*** Opening of DATA PROVIDED ***

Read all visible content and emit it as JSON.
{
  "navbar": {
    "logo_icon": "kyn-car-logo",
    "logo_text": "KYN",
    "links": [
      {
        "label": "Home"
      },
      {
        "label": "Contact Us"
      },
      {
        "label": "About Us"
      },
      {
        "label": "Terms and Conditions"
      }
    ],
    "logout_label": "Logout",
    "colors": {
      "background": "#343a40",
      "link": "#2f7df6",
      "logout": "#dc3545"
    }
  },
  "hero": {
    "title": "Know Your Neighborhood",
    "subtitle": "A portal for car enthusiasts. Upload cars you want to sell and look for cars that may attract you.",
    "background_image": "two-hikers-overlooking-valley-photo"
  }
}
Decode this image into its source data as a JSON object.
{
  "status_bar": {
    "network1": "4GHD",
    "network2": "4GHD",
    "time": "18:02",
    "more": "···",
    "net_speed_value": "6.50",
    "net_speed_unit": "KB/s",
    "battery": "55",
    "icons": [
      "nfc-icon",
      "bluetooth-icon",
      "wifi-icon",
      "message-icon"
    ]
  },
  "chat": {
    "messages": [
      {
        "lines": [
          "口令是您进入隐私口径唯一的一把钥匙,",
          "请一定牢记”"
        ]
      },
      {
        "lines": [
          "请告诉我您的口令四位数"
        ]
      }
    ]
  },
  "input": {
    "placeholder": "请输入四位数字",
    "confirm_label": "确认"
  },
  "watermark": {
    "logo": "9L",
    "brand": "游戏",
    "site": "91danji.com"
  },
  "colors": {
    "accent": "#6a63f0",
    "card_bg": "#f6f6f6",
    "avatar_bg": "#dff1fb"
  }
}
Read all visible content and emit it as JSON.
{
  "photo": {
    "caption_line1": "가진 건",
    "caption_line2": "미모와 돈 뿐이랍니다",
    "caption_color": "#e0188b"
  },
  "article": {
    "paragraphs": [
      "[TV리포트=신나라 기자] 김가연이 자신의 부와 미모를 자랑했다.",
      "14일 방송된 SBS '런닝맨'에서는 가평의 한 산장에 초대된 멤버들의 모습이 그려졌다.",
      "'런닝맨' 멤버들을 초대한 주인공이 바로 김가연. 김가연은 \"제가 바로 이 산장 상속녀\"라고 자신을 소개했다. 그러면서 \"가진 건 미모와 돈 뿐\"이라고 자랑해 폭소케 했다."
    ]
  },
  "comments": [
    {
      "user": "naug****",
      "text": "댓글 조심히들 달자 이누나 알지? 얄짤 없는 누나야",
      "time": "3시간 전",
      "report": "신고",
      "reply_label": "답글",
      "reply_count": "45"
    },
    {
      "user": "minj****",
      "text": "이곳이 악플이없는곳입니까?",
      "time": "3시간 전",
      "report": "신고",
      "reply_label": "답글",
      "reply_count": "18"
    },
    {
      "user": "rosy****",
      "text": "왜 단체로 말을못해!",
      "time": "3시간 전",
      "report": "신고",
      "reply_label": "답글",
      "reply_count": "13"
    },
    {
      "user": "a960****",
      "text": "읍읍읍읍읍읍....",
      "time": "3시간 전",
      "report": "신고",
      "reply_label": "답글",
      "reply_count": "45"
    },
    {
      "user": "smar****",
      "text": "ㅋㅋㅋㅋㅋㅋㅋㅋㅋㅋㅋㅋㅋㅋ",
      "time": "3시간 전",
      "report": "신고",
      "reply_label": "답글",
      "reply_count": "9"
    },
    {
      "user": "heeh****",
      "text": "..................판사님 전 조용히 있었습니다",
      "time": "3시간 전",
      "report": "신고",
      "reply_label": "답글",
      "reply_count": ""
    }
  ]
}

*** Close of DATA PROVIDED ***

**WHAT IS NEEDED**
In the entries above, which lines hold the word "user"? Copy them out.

**TASK RESULT**
      "user": "naug****",
      "user": "minj****",
      "user": "rosy****",
      "user": "a960****",
      "user": "smar****",
      "user": "heeh****",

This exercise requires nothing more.